Traditional Knowledge and Climate Change
This is the final week in our series on climate change, so we wanted to focus on the important work Indigenous people are doing to combat climate change, as well as the consequences of a warming climate. The United Nations recently highlighted the increased impact of climate change on Indigenous people in a report, stating, “that climate change and economic pressures are negatively impacting the traditional food gathering techniques of Indigenous communities. These food systems are said to be among the world's most sustainable, due to their efficiency, avoidance of waste and the way they adapt to the seasons.” Not only is protecting Indigenous ways of life necessary and important but adopting these principles can have a positive impact on climate change. See the image below for more details on the important impact of Indigenous food systems and how they benefit the world.
As we touched on before, climate change is also felt more strongly in the North, where Indigenous communities have lived for thousands of years. Despite this, Traditional Knowledge and Indigenous understanding of how to handle climate change and its impacts on wildlife, have historically been left out of most discussions concerning mitigation of risks, and combating the challenges we face.
This summer while wildfires raged over much of British Columbia, Indigenous fire crews and knowledge holders were frustrated that governments across the country continued to “let too much of their intergenerational knowledge fall by the wayside.” However, in some communities, Indigenous knowledge and western practices are beginning to be combined to fight fires with great success. In fact, Indigenous fire response teams have been critical in many parts of the country. This year, saw Indigenous fire response teams stopping fires, saving property, and acting as guides for other firefighters in tough terrain. (Click here to read further)
Globally, Indigenous people are working on climate change initiatives that have the potential to have a lasting impact on the current crisis we face. Carcross/Tagish First Nation (C/TFN) has partnered with Tsay Keh Dene Nation (TKDN) and Chu Cho Environmental of Prince George, British Columbia, to create “a community-led monitoring project that examines environmental data and Indigenous knowledge to create a holistic picture of how the climate is changing across C/TFN and TKDN traditional territories”.
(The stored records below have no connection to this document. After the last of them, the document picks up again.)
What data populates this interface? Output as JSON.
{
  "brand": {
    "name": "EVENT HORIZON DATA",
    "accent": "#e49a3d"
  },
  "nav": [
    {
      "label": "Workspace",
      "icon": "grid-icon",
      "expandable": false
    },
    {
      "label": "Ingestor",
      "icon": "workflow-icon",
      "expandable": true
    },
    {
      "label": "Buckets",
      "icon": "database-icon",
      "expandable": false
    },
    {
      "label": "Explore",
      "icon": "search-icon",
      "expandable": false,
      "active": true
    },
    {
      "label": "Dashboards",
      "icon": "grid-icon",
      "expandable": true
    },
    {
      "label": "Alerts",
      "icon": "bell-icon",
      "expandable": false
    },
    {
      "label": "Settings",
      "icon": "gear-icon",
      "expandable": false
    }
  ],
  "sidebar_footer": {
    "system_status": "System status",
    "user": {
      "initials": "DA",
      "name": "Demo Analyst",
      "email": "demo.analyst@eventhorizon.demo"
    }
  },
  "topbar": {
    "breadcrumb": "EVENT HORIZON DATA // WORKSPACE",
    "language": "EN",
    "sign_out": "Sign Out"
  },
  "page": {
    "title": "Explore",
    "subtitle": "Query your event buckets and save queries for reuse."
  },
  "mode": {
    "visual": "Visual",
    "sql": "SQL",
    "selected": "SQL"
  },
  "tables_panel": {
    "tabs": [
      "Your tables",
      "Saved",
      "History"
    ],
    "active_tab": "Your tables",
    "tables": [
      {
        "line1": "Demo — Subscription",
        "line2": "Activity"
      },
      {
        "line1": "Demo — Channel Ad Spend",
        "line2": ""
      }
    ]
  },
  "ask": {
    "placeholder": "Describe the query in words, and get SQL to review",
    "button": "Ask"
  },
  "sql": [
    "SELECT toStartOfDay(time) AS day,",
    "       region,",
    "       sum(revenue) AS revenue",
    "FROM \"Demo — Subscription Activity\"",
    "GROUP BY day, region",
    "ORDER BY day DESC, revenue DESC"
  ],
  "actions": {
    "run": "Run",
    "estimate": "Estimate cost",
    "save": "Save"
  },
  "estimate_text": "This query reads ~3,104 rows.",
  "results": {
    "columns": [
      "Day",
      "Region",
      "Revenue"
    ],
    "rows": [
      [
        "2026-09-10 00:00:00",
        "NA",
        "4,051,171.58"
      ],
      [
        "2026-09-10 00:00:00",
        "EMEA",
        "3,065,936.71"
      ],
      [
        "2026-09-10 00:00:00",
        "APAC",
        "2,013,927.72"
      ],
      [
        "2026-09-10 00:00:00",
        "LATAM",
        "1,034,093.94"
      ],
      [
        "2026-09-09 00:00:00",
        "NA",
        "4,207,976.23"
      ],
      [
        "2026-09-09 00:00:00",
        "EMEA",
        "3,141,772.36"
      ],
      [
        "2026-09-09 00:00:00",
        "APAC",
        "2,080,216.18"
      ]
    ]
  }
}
Also in British Columbia, the Taku River Tlingit First Nation is leading an exceptional project that evaluates the impacts of climate change on their traditional territory. The current climate crisis has caused many culturally significant ice patches to melt, which in turn exposes organic artifacts to the air leading to further rapid deterioration of the ice. The project is guided by Elders, oral histories, and Traditional Knowledge, as well as community involvement.
Closer to home, Elders, and knowledge holders have known for quite some time that climate change needed to be addressed. In a 2013 report entitled, “Tłı̨chǫ Knowledge of Environmental Changes: Implications for Caribou Hunting”, Elders shared their knowledge on the climate crisis and the impacts it was already having on ɂekwǫ̀ (caribou). We continue to see those impacts nearly 10 years later as ɂekwǫ̀ herds continue to decline not just here in the NWT, but across Canada. To read the full report, click the hyperlink above.
Now that we have come to the end of our series on this important issue, we encourage you to continue reading on the topic with the links below, as well as by doing your own research. We also encourage you to get involved in any way that you can to help mitigate the consequences of climate change. The climate crisis is caused by humans, but the impacts can also be changed by humans. It’s important that we do all we can not only for ourselves and the finite resources we have (clean air, water, land), but also for the wildlife that we depend on, and who also depend on us.